Provided records below:

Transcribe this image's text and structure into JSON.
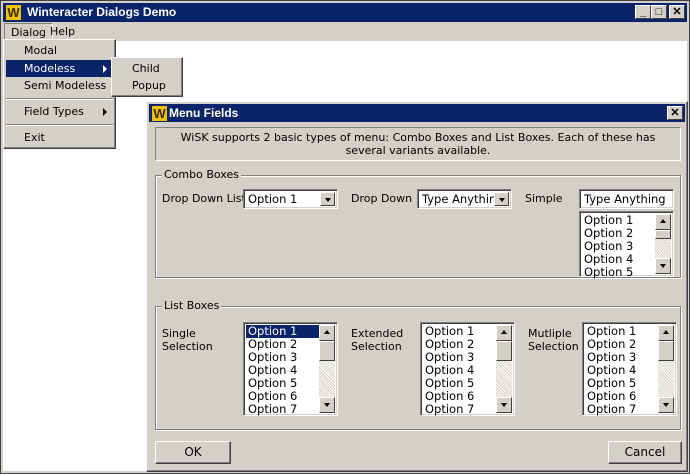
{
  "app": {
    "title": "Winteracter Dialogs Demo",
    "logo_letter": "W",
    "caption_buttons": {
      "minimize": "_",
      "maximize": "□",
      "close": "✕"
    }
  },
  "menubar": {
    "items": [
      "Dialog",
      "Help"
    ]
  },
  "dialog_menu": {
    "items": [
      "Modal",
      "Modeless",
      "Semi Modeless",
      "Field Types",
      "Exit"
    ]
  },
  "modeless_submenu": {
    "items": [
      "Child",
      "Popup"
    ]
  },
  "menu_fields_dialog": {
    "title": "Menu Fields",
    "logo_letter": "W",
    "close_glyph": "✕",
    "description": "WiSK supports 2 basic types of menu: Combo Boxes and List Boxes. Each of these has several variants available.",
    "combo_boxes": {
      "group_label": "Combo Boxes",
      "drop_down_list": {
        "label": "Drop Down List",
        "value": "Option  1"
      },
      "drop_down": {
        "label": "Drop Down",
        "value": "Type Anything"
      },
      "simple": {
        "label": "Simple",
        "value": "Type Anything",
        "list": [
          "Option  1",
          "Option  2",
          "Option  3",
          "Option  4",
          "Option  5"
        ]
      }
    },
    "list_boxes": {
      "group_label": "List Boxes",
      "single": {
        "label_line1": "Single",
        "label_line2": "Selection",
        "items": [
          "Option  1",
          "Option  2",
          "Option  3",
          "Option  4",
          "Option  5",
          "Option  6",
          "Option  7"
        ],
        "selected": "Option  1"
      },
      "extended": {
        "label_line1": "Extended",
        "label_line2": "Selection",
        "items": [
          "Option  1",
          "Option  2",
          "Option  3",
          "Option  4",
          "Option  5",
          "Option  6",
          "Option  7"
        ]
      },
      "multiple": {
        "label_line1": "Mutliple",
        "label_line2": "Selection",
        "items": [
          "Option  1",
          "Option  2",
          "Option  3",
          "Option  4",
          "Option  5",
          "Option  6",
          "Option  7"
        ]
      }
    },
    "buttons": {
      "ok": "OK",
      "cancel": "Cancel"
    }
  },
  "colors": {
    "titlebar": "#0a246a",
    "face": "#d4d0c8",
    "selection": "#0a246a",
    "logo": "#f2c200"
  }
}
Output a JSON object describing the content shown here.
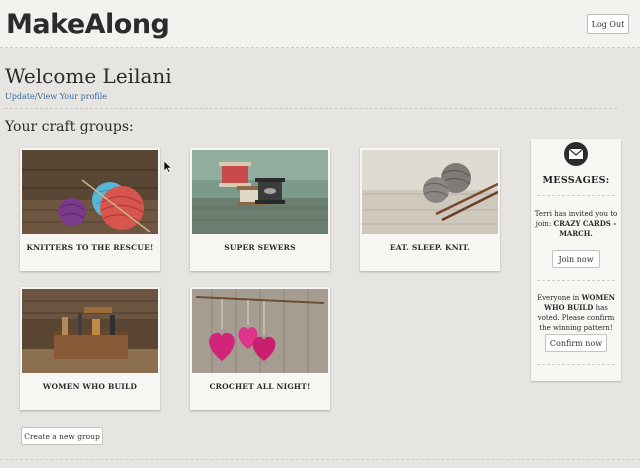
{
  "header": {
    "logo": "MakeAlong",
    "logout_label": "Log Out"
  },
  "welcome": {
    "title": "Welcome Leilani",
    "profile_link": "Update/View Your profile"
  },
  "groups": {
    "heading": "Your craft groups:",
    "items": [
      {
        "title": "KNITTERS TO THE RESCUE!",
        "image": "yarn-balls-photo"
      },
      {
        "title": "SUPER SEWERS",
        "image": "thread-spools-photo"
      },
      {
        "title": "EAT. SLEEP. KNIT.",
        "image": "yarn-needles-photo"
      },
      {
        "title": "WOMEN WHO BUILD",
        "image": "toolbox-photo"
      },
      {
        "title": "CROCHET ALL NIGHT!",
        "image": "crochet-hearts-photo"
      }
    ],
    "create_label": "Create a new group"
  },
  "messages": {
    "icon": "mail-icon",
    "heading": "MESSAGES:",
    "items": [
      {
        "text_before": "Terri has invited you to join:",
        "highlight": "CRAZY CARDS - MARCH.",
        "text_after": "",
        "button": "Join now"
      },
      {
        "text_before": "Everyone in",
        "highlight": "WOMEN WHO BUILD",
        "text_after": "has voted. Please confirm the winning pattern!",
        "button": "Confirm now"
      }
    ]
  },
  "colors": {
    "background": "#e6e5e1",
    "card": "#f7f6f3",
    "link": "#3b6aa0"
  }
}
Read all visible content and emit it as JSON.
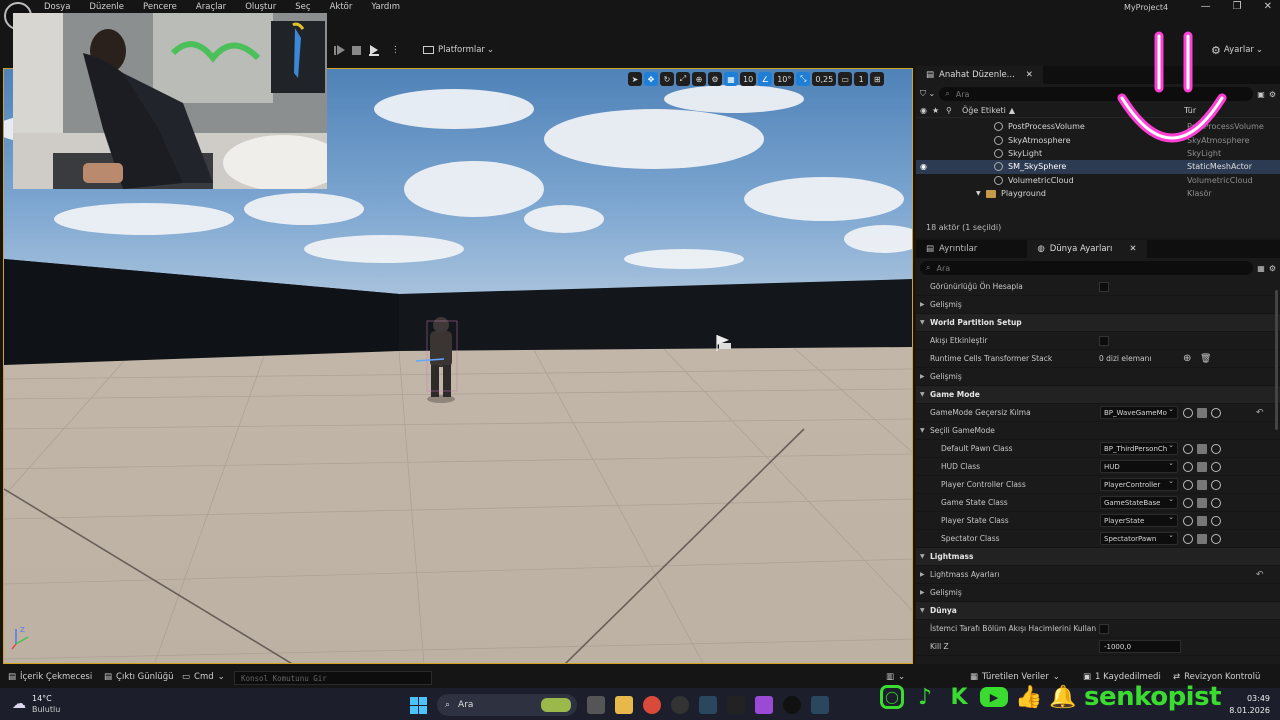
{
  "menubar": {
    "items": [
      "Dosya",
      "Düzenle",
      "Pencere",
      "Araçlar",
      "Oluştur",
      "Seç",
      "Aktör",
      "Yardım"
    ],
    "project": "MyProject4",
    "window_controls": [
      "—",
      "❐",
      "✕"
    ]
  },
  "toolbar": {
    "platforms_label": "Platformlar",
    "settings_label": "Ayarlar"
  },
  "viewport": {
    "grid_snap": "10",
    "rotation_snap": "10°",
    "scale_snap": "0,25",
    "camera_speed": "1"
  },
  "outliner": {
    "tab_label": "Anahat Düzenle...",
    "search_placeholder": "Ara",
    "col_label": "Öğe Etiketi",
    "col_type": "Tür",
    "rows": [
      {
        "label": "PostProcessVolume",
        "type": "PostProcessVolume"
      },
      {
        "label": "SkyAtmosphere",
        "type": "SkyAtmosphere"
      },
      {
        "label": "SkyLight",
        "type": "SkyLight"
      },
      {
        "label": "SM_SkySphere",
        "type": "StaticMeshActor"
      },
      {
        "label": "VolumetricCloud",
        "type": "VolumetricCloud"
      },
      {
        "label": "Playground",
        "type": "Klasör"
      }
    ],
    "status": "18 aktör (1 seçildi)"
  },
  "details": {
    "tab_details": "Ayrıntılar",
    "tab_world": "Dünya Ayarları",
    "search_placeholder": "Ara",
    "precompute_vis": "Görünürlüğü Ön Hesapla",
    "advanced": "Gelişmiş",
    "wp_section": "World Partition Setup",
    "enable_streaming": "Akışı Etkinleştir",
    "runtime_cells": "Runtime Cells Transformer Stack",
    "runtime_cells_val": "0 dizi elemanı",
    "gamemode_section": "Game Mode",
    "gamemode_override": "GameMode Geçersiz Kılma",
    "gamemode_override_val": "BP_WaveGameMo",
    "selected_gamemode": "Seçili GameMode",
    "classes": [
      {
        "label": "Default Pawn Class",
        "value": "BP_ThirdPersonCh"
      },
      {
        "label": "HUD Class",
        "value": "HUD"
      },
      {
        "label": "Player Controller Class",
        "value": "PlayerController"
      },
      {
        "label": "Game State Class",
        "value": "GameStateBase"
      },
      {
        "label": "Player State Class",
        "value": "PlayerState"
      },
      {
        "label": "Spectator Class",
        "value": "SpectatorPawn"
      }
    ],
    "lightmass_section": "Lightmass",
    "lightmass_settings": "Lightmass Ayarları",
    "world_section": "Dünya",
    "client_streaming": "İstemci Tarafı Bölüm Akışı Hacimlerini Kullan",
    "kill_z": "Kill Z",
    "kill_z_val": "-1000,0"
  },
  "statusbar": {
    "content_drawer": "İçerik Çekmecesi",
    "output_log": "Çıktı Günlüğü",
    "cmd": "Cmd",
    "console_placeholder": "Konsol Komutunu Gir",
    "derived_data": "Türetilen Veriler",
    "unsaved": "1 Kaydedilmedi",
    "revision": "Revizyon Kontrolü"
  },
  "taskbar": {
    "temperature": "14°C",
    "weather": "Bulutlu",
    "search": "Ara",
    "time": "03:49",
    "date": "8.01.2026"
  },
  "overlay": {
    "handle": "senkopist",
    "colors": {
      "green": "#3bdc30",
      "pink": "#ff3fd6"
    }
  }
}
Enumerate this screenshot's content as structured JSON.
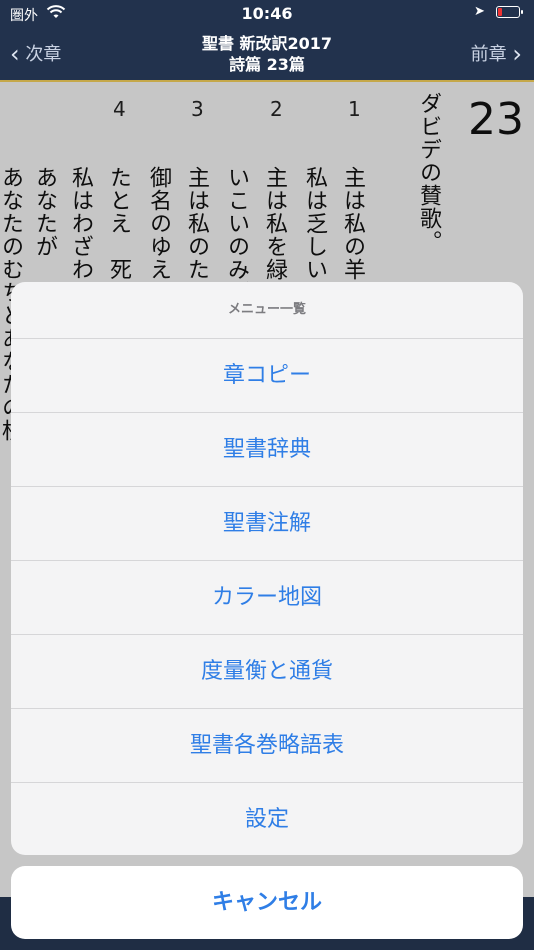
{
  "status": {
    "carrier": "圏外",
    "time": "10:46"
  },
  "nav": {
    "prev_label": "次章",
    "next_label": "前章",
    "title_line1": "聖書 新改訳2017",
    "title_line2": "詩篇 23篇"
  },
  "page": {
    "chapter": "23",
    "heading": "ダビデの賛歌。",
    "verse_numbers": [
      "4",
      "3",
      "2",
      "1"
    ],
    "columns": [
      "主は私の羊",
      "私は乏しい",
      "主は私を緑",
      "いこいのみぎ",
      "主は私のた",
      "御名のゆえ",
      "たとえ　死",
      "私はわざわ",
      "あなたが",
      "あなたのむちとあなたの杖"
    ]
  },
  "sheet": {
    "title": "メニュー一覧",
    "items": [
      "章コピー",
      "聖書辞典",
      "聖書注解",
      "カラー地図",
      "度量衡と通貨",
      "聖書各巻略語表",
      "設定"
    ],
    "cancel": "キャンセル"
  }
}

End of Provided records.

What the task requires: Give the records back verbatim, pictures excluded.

Answer to the exercise:
Transcribe this image's text and structure into JSON.
{
  "app": {
    "title": "Winteracter Dialogs Demo",
    "logo_letter": "W",
    "caption_buttons": {
      "minimize": "_",
      "maximize": "□",
      "close": "✕"
    }
  },
  "menubar": {
    "items": [
      "Dialog",
      "Help"
    ]
  },
  "dialog_menu": {
    "items": [
      "Modal",
      "Modeless",
      "Semi Modeless",
      "Field Types",
      "Exit"
    ]
  },
  "modeless_submenu": {
    "items": [
      "Child",
      "Popup"
    ]
  },
  "menu_fields_dialog": {
    "title": "Menu Fields",
    "logo_letter": "W",
    "close_glyph": "✕",
    "description": "WiSK supports 2 basic types of menu: Combo Boxes and List Boxes. Each of these has several variants available.",
    "combo_boxes": {
      "group_label": "Combo Boxes",
      "drop_down_list": {
        "label": "Drop Down List",
        "value": "Option  1"
      },
      "drop_down": {
        "label": "Drop Down",
        "value": "Type Anything"
      },
      "simple": {
        "label": "Simple",
        "value": "Type Anything",
        "list": [
          "Option  1",
          "Option  2",
          "Option  3",
          "Option  4",
          "Option  5"
        ]
      }
    },
    "list_boxes": {
      "group_label": "List Boxes",
      "single": {
        "label_line1": "Single",
        "label_line2": "Selection",
        "items": [
          "Option  1",
          "Option  2",
          "Option  3",
          "Option  4",
          "Option  5",
          "Option  6",
          "Option  7"
        ],
        "selected": "Option  1"
      },
      "extended": {
        "label_line1": "Extended",
        "label_line2": "Selection",
        "items": [
          "Option  1",
          "Option  2",
          "Option  3",
          "Option  4",
          "Option  5",
          "Option  6",
          "Option  7"
        ]
      },
      "multiple": {
        "label_line1": "Mutliple",
        "label_line2": "Selection",
        "items": [
          "Option  1",
          "Option  2",
          "Option  3",
          "Option  4",
          "Option  5",
          "Option  6",
          "Option  7"
        ]
      }
    },
    "buttons": {
      "ok": "OK",
      "cancel": "Cancel"
    }
  },
  "colors": {
    "titlebar": "#0a246a",
    "face": "#d4d0c8",
    "selection": "#0a246a",
    "logo": "#f2c200"
  }
}
Output a JSON object describing the content shown here.
{
  "header": {
    "logo": "MakeAlong",
    "logout_label": "Log Out"
  },
  "welcome": {
    "title": "Welcome Leilani",
    "profile_link": "Update/View Your profile"
  },
  "groups": {
    "heading": "Your craft groups:",
    "items": [
      {
        "title": "KNITTERS TO THE RESCUE!",
        "image": "yarn-balls-photo"
      },
      {
        "title": "SUPER SEWERS",
        "image": "thread-spools-photo"
      },
      {
        "title": "EAT. SLEEP. KNIT.",
        "image": "yarn-needles-photo"
      },
      {
        "title": "WOMEN WHO BUILD",
        "image": "toolbox-photo"
      },
      {
        "title": "CROCHET ALL NIGHT!",
        "image": "crochet-hearts-photo"
      }
    ],
    "create_label": "Create a new group"
  },
  "messages": {
    "icon": "mail-icon",
    "heading": "MESSAGES:",
    "items": [
      {
        "text_before": "Terri has invited you to join:",
        "highlight": "CRAZY CARDS - MARCH.",
        "text_after": "",
        "button": "Join now"
      },
      {
        "text_before": "Everyone in",
        "highlight": "WOMEN WHO BUILD",
        "text_after": "has voted. Please confirm the winning pattern!",
        "button": "Confirm now"
      }
    ]
  },
  "colors": {
    "background": "#e6e5e1",
    "card": "#f7f6f3",
    "link": "#3b6aa0"
  }
}
Read all visible content and emit it as JSON.
{
  "menubar": {
    "items": [
      "Dosya",
      "Düzenle",
      "Pencere",
      "Araçlar",
      "Oluştur",
      "Seç",
      "Aktör",
      "Yardım"
    ],
    "project": "MyProject4",
    "window_controls": [
      "—",
      "❐",
      "✕"
    ]
  },
  "toolbar": {
    "platforms_label": "Platformlar",
    "settings_label": "Ayarlar"
  },
  "viewport": {
    "grid_snap": "10",
    "rotation_snap": "10°",
    "scale_snap": "0,25",
    "camera_speed": "1"
  },
  "outliner": {
    "tab_label": "Anahat Düzenle...",
    "search_placeholder": "Ara",
    "col_label": "Öğe Etiketi",
    "col_type": "Tür",
    "rows": [
      {
        "label": "PostProcessVolume",
        "type": "PostProcessVolume"
      },
      {
        "label": "SkyAtmosphere",
        "type": "SkyAtmosphere"
      },
      {
        "label": "SkyLight",
        "type": "SkyLight"
      },
      {
        "label": "SM_SkySphere",
        "type": "StaticMeshActor"
      },
      {
        "label": "VolumetricCloud",
        "type": "VolumetricCloud"
      },
      {
        "label": "Playground",
        "type": "Klasör"
      }
    ],
    "status": "18 aktör (1 seçildi)"
  },
  "details": {
    "tab_details": "Ayrıntılar",
    "tab_world": "Dünya Ayarları",
    "search_placeholder": "Ara",
    "precompute_vis": "Görünürlüğü Ön Hesapla",
    "advanced": "Gelişmiş",
    "wp_section": "World Partition Setup",
    "enable_streaming": "Akışı Etkinleştir",
    "runtime_cells": "Runtime Cells Transformer Stack",
    "runtime_cells_val": "0 dizi elemanı",
    "gamemode_section": "Game Mode",
    "gamemode_override": "GameMode Geçersiz Kılma",
    "gamemode_override_val": "BP_WaveGameMo",
    "selected_gamemode": "Seçili GameMode",
    "classes": [
      {
        "label": "Default Pawn Class",
        "value": "BP_ThirdPersonCh"
      },
      {
        "label": "HUD Class",
        "value": "HUD"
      },
      {
        "label": "Player Controller Class",
        "value": "PlayerController"
      },
      {
        "label": "Game State Class",
        "value": "GameStateBase"
      },
      {
        "label": "Player State Class",
        "value": "PlayerState"
      },
      {
        "label": "Spectator Class",
        "value": "SpectatorPawn"
      }
    ],
    "lightmass_section": "Lightmass",
    "lightmass_settings": "Lightmass Ayarları",
    "world_section": "Dünya",
    "client_streaming": "İstemci Tarafı Bölüm Akışı Hacimlerini Kullan",
    "kill_z": "Kill Z",
    "kill_z_val": "-1000,0"
  },
  "statusbar": {
    "content_drawer": "İçerik Çekmecesi",
    "output_log": "Çıktı Günlüğü",
    "cmd": "Cmd",
    "console_placeholder": "Konsol Komutunu Gir",
    "derived_data": "Türetilen Veriler",
    "unsaved": "1 Kaydedilmedi",
    "revision": "Revizyon Kontrolü"
  },
  "taskbar": {
    "temperature": "14°C",
    "weather": "Bulutlu",
    "search": "Ara",
    "time": "03:49",
    "date": "8.01.2026"
  },
  "overlay": {
    "handle": "senkopist",
    "colors": {
      "green": "#3bdc30",
      "pink": "#ff3fd6"
    }
  }
}
Enumerate this screenshot's content as structured JSON.
{
  "status": {
    "carrier": "圏外",
    "time": "10:46"
  },
  "nav": {
    "prev_label": "次章",
    "next_label": "前章",
    "title_line1": "聖書 新改訳2017",
    "title_line2": "詩篇 23篇"
  },
  "page": {
    "chapter": "23",
    "heading": "ダビデの賛歌。",
    "verse_numbers": [
      "4",
      "3",
      "2",
      "1"
    ],
    "columns": [
      "主は私の羊",
      "私は乏しい",
      "主は私を緑",
      "いこいのみぎ",
      "主は私のた",
      "御名のゆえ",
      "たとえ　死",
      "私はわざわ",
      "あなたが",
      "あなたのむちとあなたの杖"
    ]
  },
  "sheet": {
    "title": "メニュー一覧",
    "items": [
      "章コピー",
      "聖書辞典",
      "聖書注解",
      "カラー地図",
      "度量衡と通貨",
      "聖書各巻略語表",
      "設定"
    ],
    "cancel": "キャンセル"
  }
}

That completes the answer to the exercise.